Exercise: Go through the entries below and copy each line containing the word "false".

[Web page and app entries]
• • • • • • •
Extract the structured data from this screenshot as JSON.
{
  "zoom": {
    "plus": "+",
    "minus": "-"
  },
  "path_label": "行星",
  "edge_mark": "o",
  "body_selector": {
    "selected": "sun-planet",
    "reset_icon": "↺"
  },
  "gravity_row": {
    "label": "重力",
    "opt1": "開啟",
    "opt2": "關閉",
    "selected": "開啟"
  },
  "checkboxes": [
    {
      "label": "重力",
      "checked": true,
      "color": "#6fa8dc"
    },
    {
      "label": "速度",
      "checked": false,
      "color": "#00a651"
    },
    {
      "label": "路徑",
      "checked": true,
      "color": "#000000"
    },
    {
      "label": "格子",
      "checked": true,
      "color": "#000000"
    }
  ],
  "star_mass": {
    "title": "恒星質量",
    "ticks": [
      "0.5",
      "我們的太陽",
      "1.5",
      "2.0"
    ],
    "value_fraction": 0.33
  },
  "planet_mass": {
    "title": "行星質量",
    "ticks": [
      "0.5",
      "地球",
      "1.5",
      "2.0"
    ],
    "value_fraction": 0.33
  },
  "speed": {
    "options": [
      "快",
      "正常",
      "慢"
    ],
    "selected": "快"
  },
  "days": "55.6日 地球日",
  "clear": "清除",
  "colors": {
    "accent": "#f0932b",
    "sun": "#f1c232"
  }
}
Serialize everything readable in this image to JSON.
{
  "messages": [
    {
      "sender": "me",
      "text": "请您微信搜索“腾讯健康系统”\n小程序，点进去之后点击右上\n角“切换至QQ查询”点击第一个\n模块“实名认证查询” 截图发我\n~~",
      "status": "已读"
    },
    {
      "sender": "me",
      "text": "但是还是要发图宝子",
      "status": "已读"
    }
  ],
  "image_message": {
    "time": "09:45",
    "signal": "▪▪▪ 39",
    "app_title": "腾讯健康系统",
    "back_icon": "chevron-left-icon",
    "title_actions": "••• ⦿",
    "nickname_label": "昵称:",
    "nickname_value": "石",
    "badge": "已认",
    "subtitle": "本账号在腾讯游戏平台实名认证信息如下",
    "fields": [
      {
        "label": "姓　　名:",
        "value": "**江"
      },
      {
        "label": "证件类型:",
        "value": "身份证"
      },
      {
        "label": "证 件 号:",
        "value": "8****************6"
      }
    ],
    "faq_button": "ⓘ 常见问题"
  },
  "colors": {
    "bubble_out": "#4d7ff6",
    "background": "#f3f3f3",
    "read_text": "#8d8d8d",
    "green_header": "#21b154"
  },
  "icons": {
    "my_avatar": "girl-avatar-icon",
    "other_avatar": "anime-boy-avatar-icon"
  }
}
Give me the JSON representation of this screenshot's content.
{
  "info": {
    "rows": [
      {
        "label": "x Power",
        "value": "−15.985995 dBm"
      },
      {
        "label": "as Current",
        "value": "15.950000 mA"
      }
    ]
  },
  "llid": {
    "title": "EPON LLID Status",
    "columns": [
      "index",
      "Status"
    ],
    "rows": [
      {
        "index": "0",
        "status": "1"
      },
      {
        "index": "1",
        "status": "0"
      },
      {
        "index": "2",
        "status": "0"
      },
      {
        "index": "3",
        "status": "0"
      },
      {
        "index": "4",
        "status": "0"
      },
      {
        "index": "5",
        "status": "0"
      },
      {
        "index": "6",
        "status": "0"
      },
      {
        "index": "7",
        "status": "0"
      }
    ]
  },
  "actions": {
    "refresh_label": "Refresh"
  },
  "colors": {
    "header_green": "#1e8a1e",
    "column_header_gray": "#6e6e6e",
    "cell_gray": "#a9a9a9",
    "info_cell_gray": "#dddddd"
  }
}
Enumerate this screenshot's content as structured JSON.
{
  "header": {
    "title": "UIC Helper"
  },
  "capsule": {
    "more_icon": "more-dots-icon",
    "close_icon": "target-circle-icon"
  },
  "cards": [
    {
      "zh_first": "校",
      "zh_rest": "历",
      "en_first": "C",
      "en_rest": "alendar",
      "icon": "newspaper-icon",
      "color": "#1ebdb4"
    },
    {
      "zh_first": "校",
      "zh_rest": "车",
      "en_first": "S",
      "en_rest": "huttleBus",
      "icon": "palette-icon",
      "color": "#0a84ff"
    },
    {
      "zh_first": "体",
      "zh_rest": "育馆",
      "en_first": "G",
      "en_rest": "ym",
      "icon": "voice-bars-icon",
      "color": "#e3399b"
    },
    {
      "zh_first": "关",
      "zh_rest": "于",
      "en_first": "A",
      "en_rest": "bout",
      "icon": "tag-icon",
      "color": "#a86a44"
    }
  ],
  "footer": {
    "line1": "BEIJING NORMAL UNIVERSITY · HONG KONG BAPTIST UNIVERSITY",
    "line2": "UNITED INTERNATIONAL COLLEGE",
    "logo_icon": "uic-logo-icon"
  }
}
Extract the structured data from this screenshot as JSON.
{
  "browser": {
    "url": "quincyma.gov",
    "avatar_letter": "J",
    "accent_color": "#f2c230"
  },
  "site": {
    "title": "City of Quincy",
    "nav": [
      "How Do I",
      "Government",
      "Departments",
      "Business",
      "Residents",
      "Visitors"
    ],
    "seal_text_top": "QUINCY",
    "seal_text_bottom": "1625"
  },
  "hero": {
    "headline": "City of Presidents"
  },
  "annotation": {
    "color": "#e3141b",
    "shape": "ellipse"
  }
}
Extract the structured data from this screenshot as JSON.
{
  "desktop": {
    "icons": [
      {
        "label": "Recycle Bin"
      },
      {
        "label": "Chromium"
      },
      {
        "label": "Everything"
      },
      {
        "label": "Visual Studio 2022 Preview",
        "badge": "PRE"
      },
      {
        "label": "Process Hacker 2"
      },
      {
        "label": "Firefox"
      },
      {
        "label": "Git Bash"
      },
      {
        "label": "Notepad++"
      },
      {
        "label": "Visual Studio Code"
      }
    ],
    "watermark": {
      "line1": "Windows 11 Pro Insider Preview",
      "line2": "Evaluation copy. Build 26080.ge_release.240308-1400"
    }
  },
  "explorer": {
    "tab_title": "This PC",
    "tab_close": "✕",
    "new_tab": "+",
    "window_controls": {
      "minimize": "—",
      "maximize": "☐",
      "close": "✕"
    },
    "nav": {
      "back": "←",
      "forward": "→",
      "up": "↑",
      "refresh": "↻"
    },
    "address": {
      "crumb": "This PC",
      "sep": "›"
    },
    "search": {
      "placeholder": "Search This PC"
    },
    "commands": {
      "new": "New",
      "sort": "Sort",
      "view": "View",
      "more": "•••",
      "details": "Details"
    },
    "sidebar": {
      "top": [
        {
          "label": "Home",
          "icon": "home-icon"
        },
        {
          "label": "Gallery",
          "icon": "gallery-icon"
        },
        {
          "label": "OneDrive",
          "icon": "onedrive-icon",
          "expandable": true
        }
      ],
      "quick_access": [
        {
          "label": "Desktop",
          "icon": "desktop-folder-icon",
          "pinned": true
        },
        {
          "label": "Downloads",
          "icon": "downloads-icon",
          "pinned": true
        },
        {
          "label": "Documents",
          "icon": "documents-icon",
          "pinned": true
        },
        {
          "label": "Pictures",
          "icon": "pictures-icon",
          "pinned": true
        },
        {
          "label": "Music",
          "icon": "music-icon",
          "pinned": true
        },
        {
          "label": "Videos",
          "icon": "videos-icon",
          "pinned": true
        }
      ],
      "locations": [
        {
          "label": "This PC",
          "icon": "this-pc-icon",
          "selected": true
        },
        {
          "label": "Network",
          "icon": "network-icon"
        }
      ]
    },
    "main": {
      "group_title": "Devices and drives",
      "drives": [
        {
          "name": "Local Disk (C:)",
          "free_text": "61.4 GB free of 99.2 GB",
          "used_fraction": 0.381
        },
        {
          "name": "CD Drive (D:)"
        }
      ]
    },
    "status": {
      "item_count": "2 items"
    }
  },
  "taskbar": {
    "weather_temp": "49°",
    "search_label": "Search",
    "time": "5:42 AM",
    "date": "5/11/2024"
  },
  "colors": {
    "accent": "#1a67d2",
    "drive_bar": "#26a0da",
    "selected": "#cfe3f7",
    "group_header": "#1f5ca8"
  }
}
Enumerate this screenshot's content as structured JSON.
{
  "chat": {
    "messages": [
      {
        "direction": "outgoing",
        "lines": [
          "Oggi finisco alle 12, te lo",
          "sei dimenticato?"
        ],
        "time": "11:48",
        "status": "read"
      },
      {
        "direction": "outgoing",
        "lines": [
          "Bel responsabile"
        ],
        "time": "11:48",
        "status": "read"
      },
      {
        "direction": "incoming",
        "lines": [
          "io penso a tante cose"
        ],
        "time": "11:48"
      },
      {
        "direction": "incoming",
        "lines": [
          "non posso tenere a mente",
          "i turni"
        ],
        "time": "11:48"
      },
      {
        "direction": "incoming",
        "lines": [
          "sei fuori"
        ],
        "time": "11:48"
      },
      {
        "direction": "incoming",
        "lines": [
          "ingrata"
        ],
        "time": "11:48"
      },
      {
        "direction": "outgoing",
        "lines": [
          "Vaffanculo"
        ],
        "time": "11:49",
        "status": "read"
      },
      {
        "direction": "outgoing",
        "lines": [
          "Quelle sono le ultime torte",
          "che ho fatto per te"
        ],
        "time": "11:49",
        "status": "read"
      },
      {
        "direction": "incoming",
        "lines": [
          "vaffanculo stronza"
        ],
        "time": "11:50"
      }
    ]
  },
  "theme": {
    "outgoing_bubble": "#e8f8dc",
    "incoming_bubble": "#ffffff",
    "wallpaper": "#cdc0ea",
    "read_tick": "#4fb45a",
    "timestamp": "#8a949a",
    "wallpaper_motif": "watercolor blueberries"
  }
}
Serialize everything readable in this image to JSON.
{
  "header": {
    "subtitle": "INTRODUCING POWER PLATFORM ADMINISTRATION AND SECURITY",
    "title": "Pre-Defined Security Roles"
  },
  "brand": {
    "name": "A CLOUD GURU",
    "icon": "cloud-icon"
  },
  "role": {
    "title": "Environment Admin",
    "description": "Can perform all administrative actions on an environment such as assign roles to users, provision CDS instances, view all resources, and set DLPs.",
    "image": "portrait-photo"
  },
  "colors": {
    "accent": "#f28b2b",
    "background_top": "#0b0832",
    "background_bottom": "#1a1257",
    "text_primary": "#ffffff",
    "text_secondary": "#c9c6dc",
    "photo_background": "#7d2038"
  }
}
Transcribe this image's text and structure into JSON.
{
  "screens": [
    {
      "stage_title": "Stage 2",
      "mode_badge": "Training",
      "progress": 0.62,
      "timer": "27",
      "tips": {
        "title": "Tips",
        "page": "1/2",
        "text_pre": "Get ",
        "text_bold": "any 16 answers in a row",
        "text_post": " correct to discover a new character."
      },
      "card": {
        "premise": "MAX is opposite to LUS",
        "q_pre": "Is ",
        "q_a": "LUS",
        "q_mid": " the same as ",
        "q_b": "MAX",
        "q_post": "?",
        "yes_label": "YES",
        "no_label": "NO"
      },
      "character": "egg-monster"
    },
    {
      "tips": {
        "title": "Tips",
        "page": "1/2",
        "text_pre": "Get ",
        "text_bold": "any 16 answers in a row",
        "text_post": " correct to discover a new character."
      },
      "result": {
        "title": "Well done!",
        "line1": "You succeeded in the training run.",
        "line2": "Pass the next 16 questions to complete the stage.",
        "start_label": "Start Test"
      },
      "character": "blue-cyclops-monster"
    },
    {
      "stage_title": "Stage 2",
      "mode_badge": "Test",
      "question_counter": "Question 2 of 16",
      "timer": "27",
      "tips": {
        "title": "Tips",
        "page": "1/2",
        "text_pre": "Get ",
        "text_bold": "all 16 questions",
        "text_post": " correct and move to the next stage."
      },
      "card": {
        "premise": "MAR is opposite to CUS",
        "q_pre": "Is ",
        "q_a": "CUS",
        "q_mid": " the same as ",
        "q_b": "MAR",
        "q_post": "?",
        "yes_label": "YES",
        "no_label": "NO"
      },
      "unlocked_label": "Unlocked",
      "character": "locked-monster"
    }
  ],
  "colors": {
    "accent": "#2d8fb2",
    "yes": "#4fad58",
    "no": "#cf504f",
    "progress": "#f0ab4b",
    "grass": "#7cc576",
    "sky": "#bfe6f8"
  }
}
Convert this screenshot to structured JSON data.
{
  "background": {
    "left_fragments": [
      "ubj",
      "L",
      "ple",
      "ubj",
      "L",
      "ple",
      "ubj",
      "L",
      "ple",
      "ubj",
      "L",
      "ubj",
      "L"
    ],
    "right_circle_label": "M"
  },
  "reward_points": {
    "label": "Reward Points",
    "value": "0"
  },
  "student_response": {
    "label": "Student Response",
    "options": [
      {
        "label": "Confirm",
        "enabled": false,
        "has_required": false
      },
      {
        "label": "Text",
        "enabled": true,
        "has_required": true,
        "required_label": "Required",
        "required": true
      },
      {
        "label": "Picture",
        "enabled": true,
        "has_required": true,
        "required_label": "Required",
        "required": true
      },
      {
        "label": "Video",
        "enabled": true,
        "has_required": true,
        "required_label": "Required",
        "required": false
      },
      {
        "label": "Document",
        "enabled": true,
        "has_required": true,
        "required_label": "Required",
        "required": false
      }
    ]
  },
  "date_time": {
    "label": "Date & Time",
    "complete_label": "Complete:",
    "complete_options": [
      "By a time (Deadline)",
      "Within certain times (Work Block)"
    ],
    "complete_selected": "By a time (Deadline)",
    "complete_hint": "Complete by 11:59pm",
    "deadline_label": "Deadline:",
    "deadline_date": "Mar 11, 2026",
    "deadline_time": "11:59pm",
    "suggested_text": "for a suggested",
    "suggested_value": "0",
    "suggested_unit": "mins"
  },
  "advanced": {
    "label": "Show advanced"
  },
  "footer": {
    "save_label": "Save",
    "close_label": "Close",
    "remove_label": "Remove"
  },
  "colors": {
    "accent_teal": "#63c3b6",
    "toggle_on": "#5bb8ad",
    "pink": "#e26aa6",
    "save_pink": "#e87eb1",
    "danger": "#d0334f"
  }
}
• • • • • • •
Result below:
      "checked": false,
        "enabled": false,
        "has_required": false
        "required": false
        "required": false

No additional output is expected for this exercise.